As the Times of Israel and JTA report, the leaders of several of the leading American Protestant denominations and one small Catholic group have signed a letter calling for a congressional investigation whose purpose would be to end U.S. aid to Israel. The letter alleges that Israel is involved in crimes that violate U.S. law that should prevent the sending of aid or arms to the Jewish state. These charges are a tissue of deceptions, distortions and outright lies that are the product of Palestinian propaganda. (Though some of it is supported by radical leftist Jewish groups like B’Tselem, whose leaders own ambivalence toward Zionism has been documented in COMMENTARY.) The main focus of the letter is to delegitimize Israeli self-defense and to ignore the reality of Palestinian intransigence and opposition to peace. However, the reaction of Jewish groups to this latest development should not be ambivalent. To its credit, the Anti-Defamation League has said it will withdraw from a national Jewish-Christian dialogue event. They should not be the only Jewish group to do so.

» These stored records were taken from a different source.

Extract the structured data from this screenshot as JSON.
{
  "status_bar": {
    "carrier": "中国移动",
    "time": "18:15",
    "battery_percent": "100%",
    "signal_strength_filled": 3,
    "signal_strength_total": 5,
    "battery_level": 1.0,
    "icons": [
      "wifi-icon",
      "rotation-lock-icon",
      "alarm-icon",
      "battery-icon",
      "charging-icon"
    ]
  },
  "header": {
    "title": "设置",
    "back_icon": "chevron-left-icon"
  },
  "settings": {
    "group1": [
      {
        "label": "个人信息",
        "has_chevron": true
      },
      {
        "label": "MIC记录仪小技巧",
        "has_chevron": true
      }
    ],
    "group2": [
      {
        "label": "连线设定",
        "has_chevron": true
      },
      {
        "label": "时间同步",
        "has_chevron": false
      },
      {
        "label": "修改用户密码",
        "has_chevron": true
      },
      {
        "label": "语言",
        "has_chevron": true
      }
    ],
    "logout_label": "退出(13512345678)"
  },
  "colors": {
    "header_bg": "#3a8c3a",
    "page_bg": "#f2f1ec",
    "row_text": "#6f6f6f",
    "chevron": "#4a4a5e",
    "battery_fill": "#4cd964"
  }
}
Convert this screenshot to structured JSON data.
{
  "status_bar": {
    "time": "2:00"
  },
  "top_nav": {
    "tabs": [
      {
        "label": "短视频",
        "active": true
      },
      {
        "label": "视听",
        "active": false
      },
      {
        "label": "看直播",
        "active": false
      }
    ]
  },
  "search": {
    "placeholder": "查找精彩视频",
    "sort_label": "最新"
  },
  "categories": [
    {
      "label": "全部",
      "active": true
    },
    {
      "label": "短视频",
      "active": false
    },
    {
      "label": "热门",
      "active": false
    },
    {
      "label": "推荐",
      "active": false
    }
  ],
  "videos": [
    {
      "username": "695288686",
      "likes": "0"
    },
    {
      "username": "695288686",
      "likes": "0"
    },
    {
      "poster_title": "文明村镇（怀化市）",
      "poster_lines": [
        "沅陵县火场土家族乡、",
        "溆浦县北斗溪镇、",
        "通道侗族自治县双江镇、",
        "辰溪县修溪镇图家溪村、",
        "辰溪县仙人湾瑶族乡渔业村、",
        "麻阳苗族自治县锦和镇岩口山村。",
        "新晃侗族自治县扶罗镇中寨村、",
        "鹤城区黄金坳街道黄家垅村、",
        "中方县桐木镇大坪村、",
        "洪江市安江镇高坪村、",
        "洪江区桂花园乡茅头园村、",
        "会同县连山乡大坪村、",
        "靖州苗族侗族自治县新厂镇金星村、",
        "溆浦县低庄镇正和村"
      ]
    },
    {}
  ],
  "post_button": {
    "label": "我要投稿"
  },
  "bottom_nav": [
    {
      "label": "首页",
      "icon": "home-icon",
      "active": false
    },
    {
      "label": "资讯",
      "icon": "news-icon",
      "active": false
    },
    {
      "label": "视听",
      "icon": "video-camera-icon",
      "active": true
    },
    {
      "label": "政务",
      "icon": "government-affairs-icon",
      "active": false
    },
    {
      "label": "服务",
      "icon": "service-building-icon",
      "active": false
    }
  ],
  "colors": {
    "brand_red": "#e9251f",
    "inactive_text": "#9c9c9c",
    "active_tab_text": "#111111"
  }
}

Days after the ADL pandered to its liberal adherents with a report that attempted in part to link mainstream conservative critics of the Obama administration with extremists, the venerable watchdog group tilted in the other direction with a blast aimed at J Street, the leftist lobby that seeks to undermine the pro-Israel consensus in Washington. According to the Jewish Telegraphic Agency, ADL national director Abe Foxman called up the wire service last night to condemn J Street for its attack on Sarah Palin’s recent statement opposing Obama’s stand on Jewish settlements. JTA’s Capital J blog said Foxman termed J Street’s statement “over the line” and wondered whether the group should be calling itself “pro-Israel.”
Palin had expressed support for the settlement movement in a Barbra Walters interview, though her explanation of the need for allowing existing settlements to expand was a bit off the mark. She said it was because “more and more Jewish people will be flocking to Israel in the days and weeks and months ahead.” That is more than anybody in Israel knows about the possibility of an increase in aliyah. The argument for settlement expansion has to do with Israel’s rights to the land and its security as well as the needs of the existing Jewish population. This is, alas, another example of the former vice-presidential candidate sometimes having a correct opinion but not knowing the right reason for having it. But in a week when Obama personally blasted Israel for building new apartments in the southern Jerusalem neighborhood of Gilo, this is not a moment to quibble about the statements of those who are trying to help Israel rather than cut it off at the knees, as the administration seems intent on doing.
Which is why Foxman was absolutely right to point out that J Street was way out of line. Capital J claims that Foxman asserted that J Street’s refusal to support Israel’s invasion of Gaza, its opposition to new Iran sanctions, its failure to support last month’s congressional resolution condemning the Goldstone Report, and the reaction to the Palin statement raise a “question mark” about the group’s own “pro-Israel” bona fides.
J Street’s willingness to use the settlements issue to jump on Palin, a popular liberal punching bag, illustrates again that its primary reason for being has nothing to do with a desire to back Israel or a peace process that is dead in the water due to a complete lack of interest in making peace on the part of the Palestinians. J Street’s only purpose is to pursue the political agenda of the Left with no concern for the need to maintain a bipartisan pro-Israel coalition. But as much as Foxman’s anger at J Street was on target, we’d have a little more respect for the ADL’s own judgment had the full force of its efforts not otherwise been similarly aimed at delegitimizing anti-Obama and largely pro-Israel conservatives earlier in the week.